Entries from a dataset of interfaces
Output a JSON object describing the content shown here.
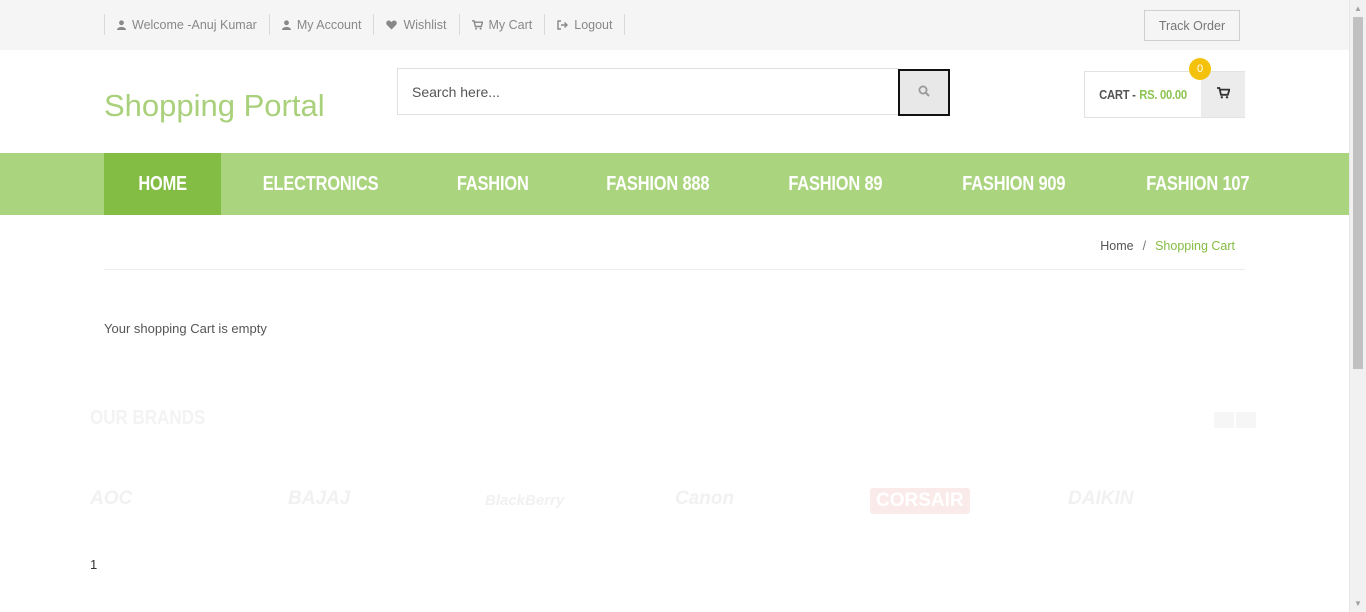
{
  "topbar": {
    "links": [
      {
        "label": "Welcome -Anuj Kumar",
        "icon": "user-icon"
      },
      {
        "label": "My Account",
        "icon": "user-icon"
      },
      {
        "label": "Wishlist",
        "icon": "heart-icon"
      },
      {
        "label": "My Cart",
        "icon": "cart-icon"
      },
      {
        "label": "Logout",
        "icon": "sign-out-icon"
      }
    ],
    "track_order": "Track Order"
  },
  "header": {
    "logo": "Shopping Portal",
    "search": {
      "placeholder": "Search here...",
      "value": ""
    },
    "cart": {
      "label": "CART -",
      "amount": "RS. 00.00",
      "count": "0"
    }
  },
  "nav": {
    "items": [
      "HOME",
      "ELECTRONICS",
      "FASHION",
      "FASHION 888",
      "FASHION 89",
      "FASHION 909",
      "FASHION 107"
    ],
    "active": "HOME"
  },
  "breadcrumb": {
    "home": "Home",
    "separator": "/",
    "current": "Shopping Cart"
  },
  "main": {
    "empty_message": "Your shopping Cart is empty"
  },
  "brands": {
    "title": "OUR BRANDS",
    "items": [
      "AOC",
      "BAJAJ",
      "BlackBerry",
      "Canon",
      "CORSAIR",
      "DAIKIN"
    ]
  },
  "footer": {
    "page_number": "1"
  },
  "colors": {
    "accent": "#84bd44",
    "nav_bg": "#abd47f",
    "logo": "#a9d07a",
    "badge": "#f4c20d"
  }
}
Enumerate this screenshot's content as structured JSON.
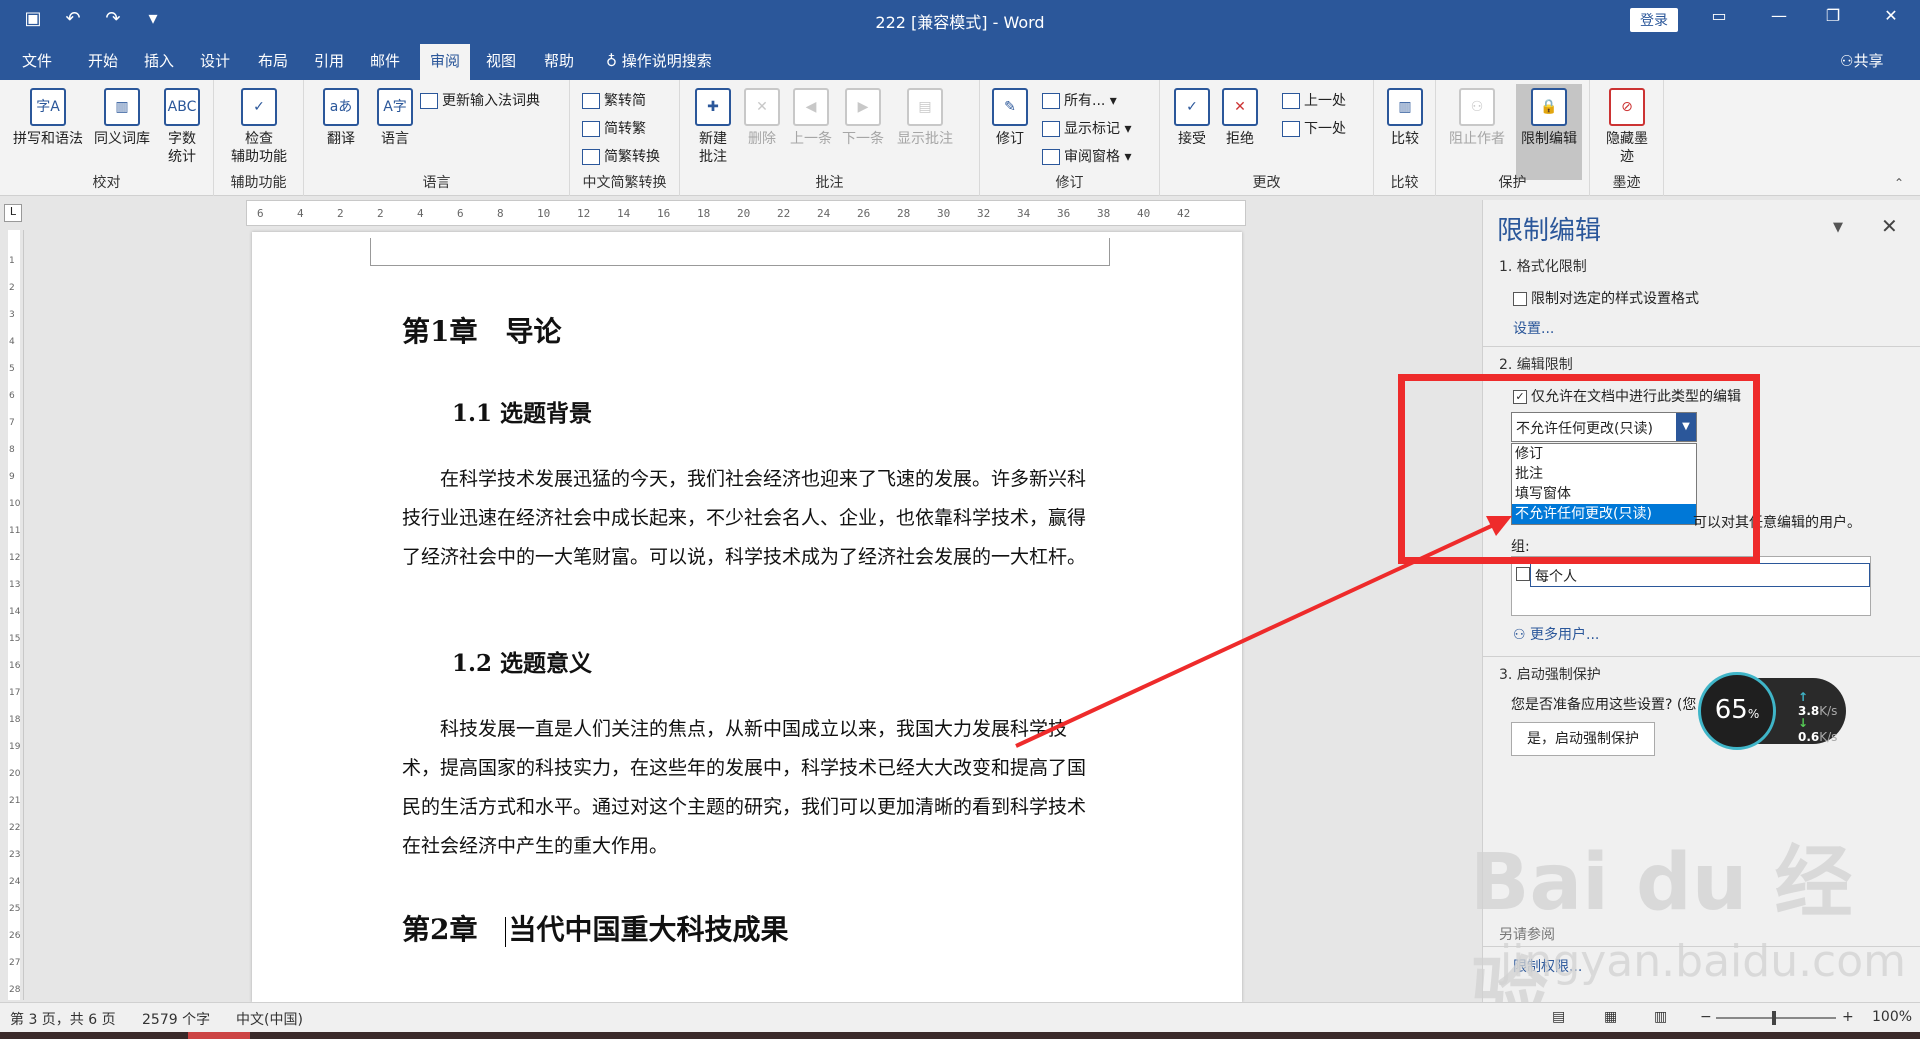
{
  "window": {
    "title": "222 [兼容模式] - Word",
    "login_label": "登录",
    "qat_icons": [
      "save-icon",
      "undo-icon",
      "redo-icon",
      "customize-icon"
    ]
  },
  "menu": {
    "tabs": [
      "文件",
      "开始",
      "插入",
      "设计",
      "布局",
      "引用",
      "邮件",
      "审阅",
      "视图",
      "帮助"
    ],
    "active_tab": "审阅",
    "search_label": "操作说明搜索",
    "share_label": "共享"
  },
  "ribbon": {
    "groups": {
      "proofing": {
        "label": "校对",
        "spelling": "拼写和语法",
        "thesaurus": "同义词库",
        "wordcount_1": "字数",
        "wordcount_2": "统计"
      },
      "accessibility": {
        "label": "辅助功能",
        "check_1": "检查",
        "check_2": "辅助功能"
      },
      "language": {
        "label": "语言",
        "translate": "翻译",
        "language": "语言",
        "update_ime": "更新输入法词典"
      },
      "chinese": {
        "label": "中文简繁转换",
        "to_simplified": "繁转简",
        "to_traditional": "简转繁",
        "convert": "简繁转换"
      },
      "comments": {
        "label": "批注",
        "new_1": "新建",
        "new_2": "批注",
        "delete": "删除",
        "prev": "上一条",
        "next": "下一条",
        "show": "显示批注"
      },
      "tracking": {
        "label": "修订",
        "track": "修订",
        "markup": "所有...",
        "show_markup": "显示标记",
        "pane": "审阅窗格"
      },
      "changes": {
        "label": "更改",
        "accept": "接受",
        "reject": "拒绝",
        "prev": "上一处",
        "next": "下一处"
      },
      "compare": {
        "label": "比较",
        "compare": "比较"
      },
      "protect": {
        "label": "保护",
        "block": "阻止作者",
        "restrict": "限制编辑"
      },
      "ink": {
        "label": "墨迹",
        "hide_1": "隐藏墨",
        "hide_2": "迹"
      }
    }
  },
  "ruler": {
    "horizontal_ticks": [
      "6",
      "4",
      "2",
      "2",
      "4",
      "6",
      "8",
      "10",
      "12",
      "14",
      "16",
      "18",
      "20",
      "22",
      "24",
      "26",
      "28",
      "30",
      "32",
      "34",
      "36",
      "38",
      "40",
      "42"
    ],
    "vertical_ticks": [
      "1",
      "2",
      "3",
      "4",
      "5",
      "6",
      "7",
      "8",
      "9",
      "10",
      "11",
      "12",
      "13",
      "14",
      "15",
      "16",
      "17",
      "18",
      "19",
      "20",
      "21",
      "22",
      "23",
      "24",
      "25",
      "26",
      "27",
      "28"
    ]
  },
  "document": {
    "chapter1": "第1章　导论",
    "section1_1": "1.1 选题背景",
    "para1": "在科学技术发展迅猛的今天，我们社会经济也迎来了飞速的发展。许多新兴科技行业迅速在经济社会中成长起来，不少社会名人、企业，也依靠科学技术，赢得了经济社会中的一大笔财富。可以说，科学技术成为了经济社会发展的一大杠杆。",
    "section1_2": "1.2 选题意义",
    "para2": "科技发展一直是人们关注的焦点，从新中国成立以来，我国大力发展科学技术，提高国家的科技实力，在这些年的发展中，科学技术已经大大改变和提高了国民的生活方式和水平。通过对这个主题的研究，我们可以更加清晰的看到科学技术在社会经济中产生的重大作用。",
    "chapter2_num": "第2章",
    "chapter2_title": "当代中国重大科技成果"
  },
  "pane": {
    "title": "限制编辑",
    "s1": "1. 格式化限制",
    "s1_check": "限制对选定的样式设置格式",
    "s1_link": "设置...",
    "s2": "2. 编辑限制",
    "s2_check": "仅允许在文档中进行此类型的编辑",
    "combo_value": "不允许任何更改(只读)",
    "options": [
      "修订",
      "批注",
      "填写窗体",
      "不允许任何更改(只读)"
    ],
    "selected_option": "不允许任何更改(只读)",
    "exceptions_tail": "可以对其任意编辑的用户。",
    "groups_label": "组:",
    "everyone": "每个人",
    "more_users": "更多用户...",
    "s3": "3. 启动强制保护",
    "s3_question": "您是否准备应用这些设置? (您",
    "start_button": "是，启动强制保护",
    "also_see": "另请参阅",
    "restrict_perm": "限制权限..."
  },
  "speed_widget": {
    "percent": "65",
    "percent_sign": "%",
    "up": "3.8",
    "down": "0.6",
    "unit": "K/s"
  },
  "watermark": {
    "brand": "Bai du 经验",
    "url": "jingyan.baidu.com"
  },
  "status": {
    "page": "第 3 页，共 6 页",
    "words": "2579 个字",
    "language": "中文(中国)",
    "zoom": "100%"
  },
  "colors": {
    "accent": "#2b579a",
    "highlight": "#ee2b2b",
    "selected_option": "#0078d7"
  }
}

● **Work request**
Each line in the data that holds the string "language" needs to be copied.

● **Your solution**
      "language": {
        "language": "语言",
    "language": "中文(中国)",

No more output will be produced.